Why does Nigeria not have nuclear weapons

UN member states decide to ban nuclear weapons

The agreement is binding under international law and prohibits the manufacture, use and possession of nuclear weapons. The threat of a nuclear strike and the stationing of nuclear weapons in other countries are also excluded. Activists of the International Campaign to Abolish Nuclear Weapons (ICAN) observed and accompanied the negotiations for months. ICAN-Germany sees the agreement as a "historic turning point in nuclear policy". After decades of faltering disarmament, a majority of UN members have sent a "clear signal to the nuclear-armed states" and made it clear that their "special status is no longer accepted by the international community" However, the treaty is open to states that cannot yet accede and is designed in such a way that its scope can be gradually expanded.

The impetus for the negotiations that began in March 2017 came primarily from international civil society and from states that do not have nuclear weapons. Austria, Ireland, South Africa, Nigeria, Brazil and Mexico in particular advocated the initiation of talks. Unfortunately, the German government did not take part in the process - on the grounds that negotiations that were not supported by the nuclear weapon states would make no sense. The negative attitude was criticized not only by peace activists, but also by peace researchers and representatives of the Evangelical Church in Germany (see e.g. the statement of the peace commissioner Renke Brahms from April 2017 of March 22, 2017). By adhering to nuclear participation in NATO, the German government will in future act "against current international law", says Xanthe Hall (ICAN). The stationing of US nuclear weapons on German soil is not compatible with the convention, and "this clarification of international law a practice that has been highly controversial in legal terms for decades ”is expressly to be welcomed.
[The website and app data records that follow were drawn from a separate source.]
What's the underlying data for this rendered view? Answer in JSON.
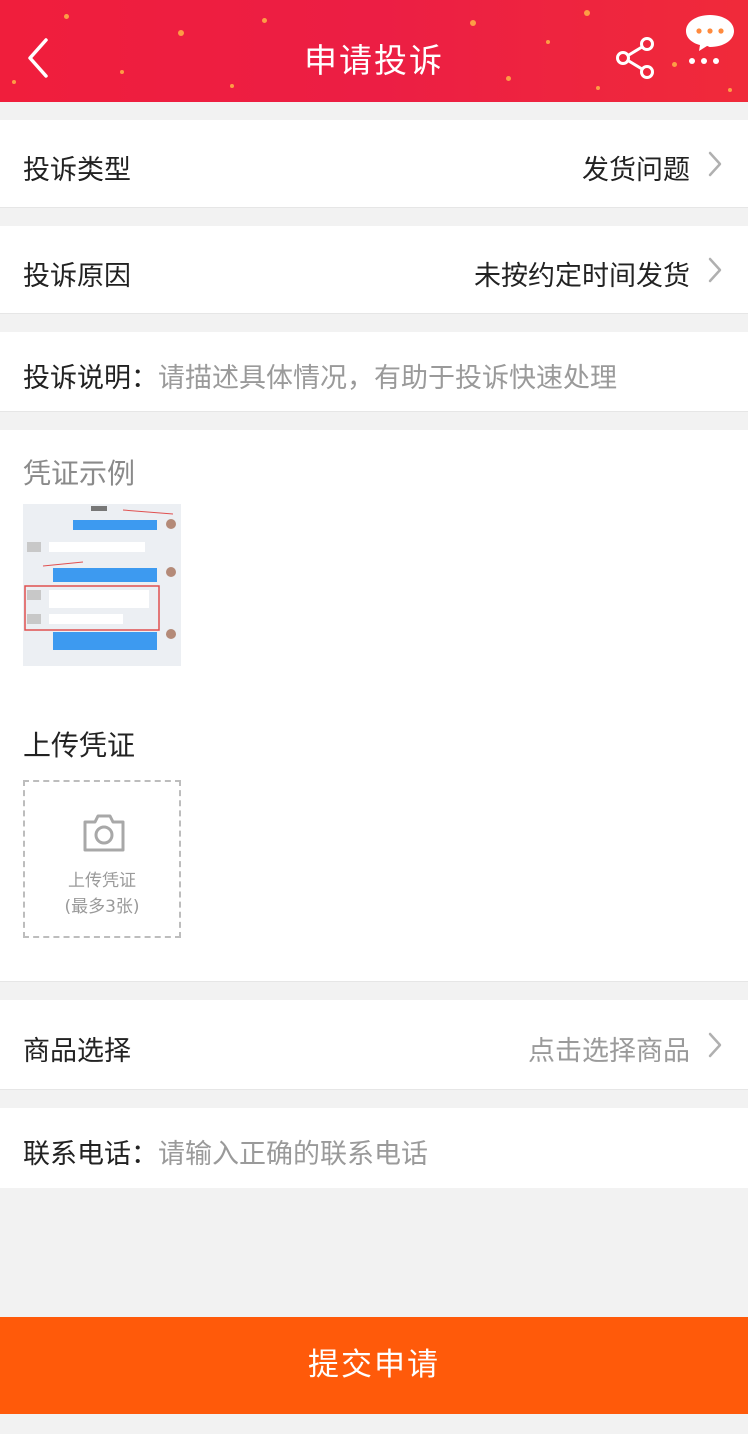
{
  "header": {
    "title": "申请投诉",
    "back_icon": "chevron-left-icon",
    "share_icon": "share-icon",
    "message_icon": "message-bubble-icon"
  },
  "form": {
    "complaint_type": {
      "label": "投诉类型",
      "value": "发货问题"
    },
    "complaint_reason": {
      "label": "投诉原因",
      "value": "未按约定时间发货"
    },
    "complaint_desc": {
      "label": "投诉说明：",
      "placeholder": "请描述具体情况，有助于投诉快速处理"
    },
    "evidence_example": {
      "title": "凭证示例"
    },
    "upload": {
      "title": "上传凭证",
      "button_line1": "上传凭证",
      "button_line2": "(最多3张)"
    },
    "product_select": {
      "label": "商品选择",
      "placeholder": "点击选择商品"
    },
    "phone": {
      "label": "联系电话：",
      "placeholder": "请输入正确的联系电话"
    }
  },
  "submit": {
    "label": "提交申请"
  },
  "colors": {
    "header_bg": "#f01e3c",
    "submit_bg": "#ff5a0a",
    "placeholder": "#9a9a9a"
  }
}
The nuclear weapon states had boycotted the negotiations. Some had publicly condemned the whole approach with harsh words ("reckless" and "misguided"; "misguided" and "irresponsible"), above all the United States, which is currently legitimizing its rejection with North Korea's most recent nuclear weapons tests. The negotiations were overshadowed by these global political tensions. Beatrice Fihn of ICAN (Geneva) rightly pointed out that the current trial of strength between the USA and North Korea shows one thing above all, namely that the doctrine of nuclear deterrence is subject to a fallacy: "The theory only works if you are ready to use nuclear weapons, otherwise the other side will call your bluff. Deterrence is based on a perception that leaders are rational and sane. " (New York Times 7/7/2017)

The humanitarian dimension of the treaty is important

The proponents of the treaty emphasize its humanitarian dimension as important, because "for the first time, human security and the catastrophic humanitarian consequences of nuclear weapons are at the center of the discussions and regulations relating to nuclear weapons". Common and multilaterally founded global governance policy "open, so it says in the press release from ICAN-Germany (7/7/2017), because the nuclear disarmament states could no longer discuss issues of nuclear disarmament among themselves in the future:" The text of the treaty paves the way for a say for all states. In addition to the prohibition provisions, the agreement also creates the framework for a comprehensive control and verification regime. So far, only states that do not have nuclear weapons have had to undergo security precautions. Now the basis has been created for nuclear weapon states to be held accountable and to cooperate with other states on disarmament issues. ”After the treaty came into force, possession of nuclear weapons was“ associated with considerable damage to diplomatic reputations, ”and that would result in global pressure The activists hope to increase disarmament.

The contract is expected to be signed at the end of September 2017 in the presence of the foreign ministers of the supporting member states at the UN General Assembly. 50 ratifications are required for it to enter into force.

More information about the negotiations at www.nuclearban.de and www.icanw.de.